Situs inversus totalis
A rare, genetic, developmental defect during embryogenesis characterized by total mirror-image transposition of both thoracic and abdominal viscera across the left-right axis of the body.
Abdali et al. reported a child with an extremely rare association of Klippel Feil syndrome with situs inversus totalis (SIT). Both KFS and SIT are genetically heterogeneous and their co-occurrence suggests a high possibility of sharing the same underlying causative agent. They reviewed the genetic background that is known for these two conditions in the literature. 1).
Few aberrations involving the neuraxis, and rarely intracranial aneurysms, have been reported in association with situs inversus totalis.
Chakravarthi et al. described the radiological findings and endovascular management of one of the first of its kind: the association of bilateral carotid cavernous aneurysms (one large and the other small-sized) with situs inversus totalis 2).
The association of situs inversus totalis (SIT) and VACTERL syndrome an extremely rare coincidence.
Patients: The patient was first diagnosed as simple SIT with lumbosacral neoplasms according to the prenatal magnetic resonance imaging (MRI) examination; however, the local hospital ignored the important to physical examination so that missed anal atresia with fistula. The patient was presented to our hospital owing to constipation for 1 week. And then, she was diagnosed as VACTER syndrome with situs inversus totalis.
Results: Anorectoplasty was performed to treat constipation, one month later, we performed intramedullary tumor resection and pathological diagnosis of ependymal cyst.
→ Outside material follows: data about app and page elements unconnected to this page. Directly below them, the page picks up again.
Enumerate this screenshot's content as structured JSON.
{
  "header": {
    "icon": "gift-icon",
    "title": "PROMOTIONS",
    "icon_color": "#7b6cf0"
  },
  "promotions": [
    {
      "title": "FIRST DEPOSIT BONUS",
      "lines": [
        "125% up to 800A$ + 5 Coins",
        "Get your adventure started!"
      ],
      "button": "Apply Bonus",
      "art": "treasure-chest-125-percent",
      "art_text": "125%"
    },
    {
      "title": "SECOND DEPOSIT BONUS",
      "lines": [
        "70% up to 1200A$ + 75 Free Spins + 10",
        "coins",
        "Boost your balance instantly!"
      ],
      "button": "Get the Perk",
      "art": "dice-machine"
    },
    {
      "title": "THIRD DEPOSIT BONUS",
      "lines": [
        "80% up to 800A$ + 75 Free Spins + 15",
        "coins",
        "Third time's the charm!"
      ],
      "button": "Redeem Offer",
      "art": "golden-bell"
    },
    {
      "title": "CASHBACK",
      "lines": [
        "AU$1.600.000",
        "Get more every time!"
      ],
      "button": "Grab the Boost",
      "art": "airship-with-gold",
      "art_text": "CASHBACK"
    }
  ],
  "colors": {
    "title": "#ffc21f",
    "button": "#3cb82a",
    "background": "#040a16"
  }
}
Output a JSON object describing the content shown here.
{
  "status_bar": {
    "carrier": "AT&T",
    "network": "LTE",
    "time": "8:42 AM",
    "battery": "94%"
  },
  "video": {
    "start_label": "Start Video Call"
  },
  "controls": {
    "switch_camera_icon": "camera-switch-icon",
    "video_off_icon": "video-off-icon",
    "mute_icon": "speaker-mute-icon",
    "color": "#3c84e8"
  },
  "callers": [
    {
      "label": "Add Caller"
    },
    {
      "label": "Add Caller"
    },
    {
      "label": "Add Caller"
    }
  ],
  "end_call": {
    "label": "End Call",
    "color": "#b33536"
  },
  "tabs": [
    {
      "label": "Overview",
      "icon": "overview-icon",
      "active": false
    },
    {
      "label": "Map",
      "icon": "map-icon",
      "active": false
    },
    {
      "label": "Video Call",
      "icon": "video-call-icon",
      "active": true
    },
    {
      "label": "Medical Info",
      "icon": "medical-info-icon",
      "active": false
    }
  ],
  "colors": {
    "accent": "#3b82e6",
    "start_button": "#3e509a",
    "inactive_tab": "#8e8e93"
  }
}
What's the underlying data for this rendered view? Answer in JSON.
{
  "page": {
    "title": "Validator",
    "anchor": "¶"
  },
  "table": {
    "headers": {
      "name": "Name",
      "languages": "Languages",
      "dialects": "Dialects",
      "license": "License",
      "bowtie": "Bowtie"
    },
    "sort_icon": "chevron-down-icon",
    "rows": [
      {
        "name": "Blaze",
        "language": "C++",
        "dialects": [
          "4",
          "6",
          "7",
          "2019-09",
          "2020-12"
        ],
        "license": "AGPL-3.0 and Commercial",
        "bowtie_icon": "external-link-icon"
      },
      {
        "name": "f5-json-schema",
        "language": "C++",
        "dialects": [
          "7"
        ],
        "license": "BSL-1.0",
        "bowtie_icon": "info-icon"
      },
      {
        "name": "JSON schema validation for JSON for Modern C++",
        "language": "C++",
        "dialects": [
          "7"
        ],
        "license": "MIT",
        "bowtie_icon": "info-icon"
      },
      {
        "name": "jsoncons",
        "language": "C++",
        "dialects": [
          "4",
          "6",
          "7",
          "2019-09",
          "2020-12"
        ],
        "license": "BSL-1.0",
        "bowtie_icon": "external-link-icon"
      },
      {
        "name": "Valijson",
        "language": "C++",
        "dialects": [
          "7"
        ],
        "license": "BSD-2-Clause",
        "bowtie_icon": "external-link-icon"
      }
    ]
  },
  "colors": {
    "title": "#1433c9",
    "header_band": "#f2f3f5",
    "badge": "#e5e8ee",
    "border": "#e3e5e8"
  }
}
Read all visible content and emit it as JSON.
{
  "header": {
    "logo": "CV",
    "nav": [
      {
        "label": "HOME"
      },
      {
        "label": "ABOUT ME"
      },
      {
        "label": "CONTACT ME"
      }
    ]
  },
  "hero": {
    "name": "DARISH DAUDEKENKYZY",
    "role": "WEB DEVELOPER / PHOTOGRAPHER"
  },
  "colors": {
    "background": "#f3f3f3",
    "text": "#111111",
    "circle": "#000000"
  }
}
Postoperative recovery was uneventful and the baby was doing well at 5-months follow up.
Conclusion: It is extremely necessary for careful physical examination and detailed auxiliary examination to each system (including echocardiography, MRI, and so on) when diagnosing SIT. Also, recognizing and understanding the spectrum of situs anomalies is important, which aids in the diagnosis of disease and accordingly plan the therapeutic interventions 3).
A case report of myelopathic hypoplasia of the atlas with situs inversus totalis.
Objectives: To describe a case of cervical myelopathy caused by hypoplasia of the atlas with situs inversus totalis, and to briefly review the pertinent literature.
Setting: Department of Orthopaedic Surgery, Kagoshima, Japan.
Methods: The history, results of examination, and findings of radiographic imaging studies for a 56-year-old man with a 10-year history of progressive myelopathy who presented to our hospital are described.
Results: Imaging studies revealed congenital hypoplasia of the atlas, ossification of the posterior longitudinal ligament at the levels of C3-C4, and situs inversus totalis. He underwent laminectomy of the atlas and laminoplasty of C3-C7 for decompression of the spinal cord. Operative intervention resulted in significant neurological improvement and relief of occipital neuralgia.
Conclusion: To our knowledge, no case of myelopathic hypoplasia of the atlas with situs inversus totalis has previously been described. When encountering inherited disorders such as situs inversus totalis, a thorough search must be made for anomalies of the craniovertebral junction 4).
First published report of an adult complex spinal dysraphism with situs inversus.
Objectives: To describe a previously asymptomatic adult patient of multiple vertebral anomalies with cervical split cord malformation type II, tethering of the spinal cord (cervical and lumbar), and intraspinal arachnoid cyst along with dextrocardia and situs inversus.
Summary of background data: Only 5 cases (fetus, 1; neonates, 3; child, 1) of spinal dysraphism with dextrocardia or situs inversus have been reported. All these cases have had associated multiorgan developmental anomalies usually incompatible with survival and requiring multidisciplinary care.
Methods: The case has been described and relevant literature reviewed.
Results: The patient was operated for cervical and lumbar levels in the same sitting. A C4-C5 laminectomy was performed, 2 hemicords enclosed in the same dural sac were visualized, dorsal paramedian nerve roots and the tethering arachnoid bands were cut, and the arachnoid cyst wall was partially excised. This was followed by L4-L5 laminectomy and detethering by sectioning of the thickened filum terminale. The patient showed significant neurologic improvement after surgery.
Conclusions: The present case is a rare instance in which there has been an association of adult onset occult spinal dysraphism along with situs inversus totalis. Successful management requires appropriate understanding of embryology, anatomy, and imaging and has implications in neurosurgical and perioperative anesthetic care 5).
Tubbs et al. examined the gross anatomy of an elderly cadaveric female for a possible “situs inversus” of the intracranial contents. This study has found that many structures commonly dominant on one side in the intracranial compartment were reversed in this specimen. These findings support the concept that a reversal of more commonly found intracranial anatomy may occur in situs inversus totalis, and this should alert the clinician performing invasive procedures in this population. These data will also hopefully provide further insight into possible mechanisms that contribute to situs inversus totalis 6).